Thanks in advance for any comments!
Today was my second day in Port-au-Prince, and already it has been quite a culture shock. The city itself is very busy (not to mention scorching hot) and people and cars travel every which way as soon as the sun rises. I’ve noticed that the vast majority of Haitians work informal jobs in the streets selling food, products, art, or services. The media researcher in me wonders if and how this economic setup would change if there was more access to digital technologies here.
After settling in yesterday, I went about scheduling my interviews and meetings for this week. Within the next few days I will be speaking with people from Inveneo, a non-profit social enterprise dedicated to bringing technology to developing countries; Digicel, Haiti’s number one cell phone company; and Artists for Peace and Justice, an NGO which has built the only free high school for the city’s poor.
Today I actually visited this school on the outskirts of Port-au-Prince, called the Academy for Peace and Justice. They have just built a brand new computer lab! I found it interesting that teachers and students alike both have to learn how to use the devices and the Internet itself. Many of them have never touched a mouse or keyboard before. During computer classes, they will use the Microsoft eLearning software which teaches them computer basics, programs and security and also educates them on potential uses and careers associated with the technology.
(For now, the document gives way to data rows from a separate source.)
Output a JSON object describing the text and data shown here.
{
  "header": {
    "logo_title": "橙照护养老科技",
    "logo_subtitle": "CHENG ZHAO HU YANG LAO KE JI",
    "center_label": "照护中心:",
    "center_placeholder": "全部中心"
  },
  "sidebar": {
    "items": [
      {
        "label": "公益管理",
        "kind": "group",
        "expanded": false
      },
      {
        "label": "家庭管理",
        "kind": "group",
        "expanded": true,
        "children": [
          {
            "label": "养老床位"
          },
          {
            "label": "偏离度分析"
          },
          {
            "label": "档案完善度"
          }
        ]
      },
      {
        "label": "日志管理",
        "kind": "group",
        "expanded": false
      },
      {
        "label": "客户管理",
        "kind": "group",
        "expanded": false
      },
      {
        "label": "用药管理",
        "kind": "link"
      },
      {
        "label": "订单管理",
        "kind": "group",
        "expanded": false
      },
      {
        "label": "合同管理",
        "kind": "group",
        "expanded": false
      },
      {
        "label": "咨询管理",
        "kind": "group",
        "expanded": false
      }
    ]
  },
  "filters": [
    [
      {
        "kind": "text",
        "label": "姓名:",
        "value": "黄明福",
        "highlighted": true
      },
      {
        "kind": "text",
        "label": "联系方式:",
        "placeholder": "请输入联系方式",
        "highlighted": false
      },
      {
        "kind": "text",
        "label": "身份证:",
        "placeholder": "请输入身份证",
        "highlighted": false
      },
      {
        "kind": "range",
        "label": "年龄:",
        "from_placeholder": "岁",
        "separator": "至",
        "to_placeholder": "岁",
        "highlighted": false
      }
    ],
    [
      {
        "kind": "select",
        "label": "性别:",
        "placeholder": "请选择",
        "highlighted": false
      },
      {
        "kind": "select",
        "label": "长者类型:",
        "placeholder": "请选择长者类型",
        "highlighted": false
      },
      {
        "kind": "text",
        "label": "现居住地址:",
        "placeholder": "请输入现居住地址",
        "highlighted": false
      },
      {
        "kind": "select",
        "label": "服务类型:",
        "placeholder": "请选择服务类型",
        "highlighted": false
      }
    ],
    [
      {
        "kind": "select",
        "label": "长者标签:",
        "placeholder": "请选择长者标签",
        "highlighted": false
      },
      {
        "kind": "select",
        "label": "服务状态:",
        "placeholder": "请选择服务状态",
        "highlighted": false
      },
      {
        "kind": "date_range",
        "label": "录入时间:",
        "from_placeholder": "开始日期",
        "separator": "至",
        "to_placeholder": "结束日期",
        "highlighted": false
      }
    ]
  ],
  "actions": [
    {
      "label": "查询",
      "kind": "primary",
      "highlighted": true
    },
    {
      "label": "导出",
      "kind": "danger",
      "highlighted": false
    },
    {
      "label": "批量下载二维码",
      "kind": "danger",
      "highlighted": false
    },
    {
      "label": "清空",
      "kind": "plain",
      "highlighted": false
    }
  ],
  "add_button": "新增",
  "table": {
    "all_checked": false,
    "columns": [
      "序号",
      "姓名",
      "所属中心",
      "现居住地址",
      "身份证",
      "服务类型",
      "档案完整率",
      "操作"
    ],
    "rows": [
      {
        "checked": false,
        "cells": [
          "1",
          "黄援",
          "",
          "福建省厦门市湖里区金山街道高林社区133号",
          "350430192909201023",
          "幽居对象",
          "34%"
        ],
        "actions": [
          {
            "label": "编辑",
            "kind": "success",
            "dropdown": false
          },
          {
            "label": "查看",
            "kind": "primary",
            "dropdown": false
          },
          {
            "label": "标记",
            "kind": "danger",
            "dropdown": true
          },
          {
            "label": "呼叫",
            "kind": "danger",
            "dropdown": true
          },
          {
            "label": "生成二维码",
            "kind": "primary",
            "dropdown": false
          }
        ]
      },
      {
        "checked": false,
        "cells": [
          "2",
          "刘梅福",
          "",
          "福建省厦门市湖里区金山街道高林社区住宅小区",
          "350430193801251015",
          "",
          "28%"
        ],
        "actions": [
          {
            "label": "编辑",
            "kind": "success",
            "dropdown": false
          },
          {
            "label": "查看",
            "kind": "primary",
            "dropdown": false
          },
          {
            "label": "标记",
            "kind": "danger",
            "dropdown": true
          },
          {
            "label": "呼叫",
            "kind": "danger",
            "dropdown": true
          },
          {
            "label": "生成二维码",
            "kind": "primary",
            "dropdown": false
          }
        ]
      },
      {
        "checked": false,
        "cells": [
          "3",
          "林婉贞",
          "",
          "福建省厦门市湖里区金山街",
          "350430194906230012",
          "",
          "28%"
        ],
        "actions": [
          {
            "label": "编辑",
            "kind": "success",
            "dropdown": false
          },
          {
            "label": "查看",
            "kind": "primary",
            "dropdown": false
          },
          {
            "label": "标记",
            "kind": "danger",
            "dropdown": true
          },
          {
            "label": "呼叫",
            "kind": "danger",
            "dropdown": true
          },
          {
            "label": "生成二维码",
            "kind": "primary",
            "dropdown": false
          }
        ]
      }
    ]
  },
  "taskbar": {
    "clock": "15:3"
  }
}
Educating Haiti’s next generation of working adults in these areas is a huge step towards closing the country’s digital gap. That said, I still have a lot to learn about the nation’s developing media industry. Looking forward to sharing my findings with you all!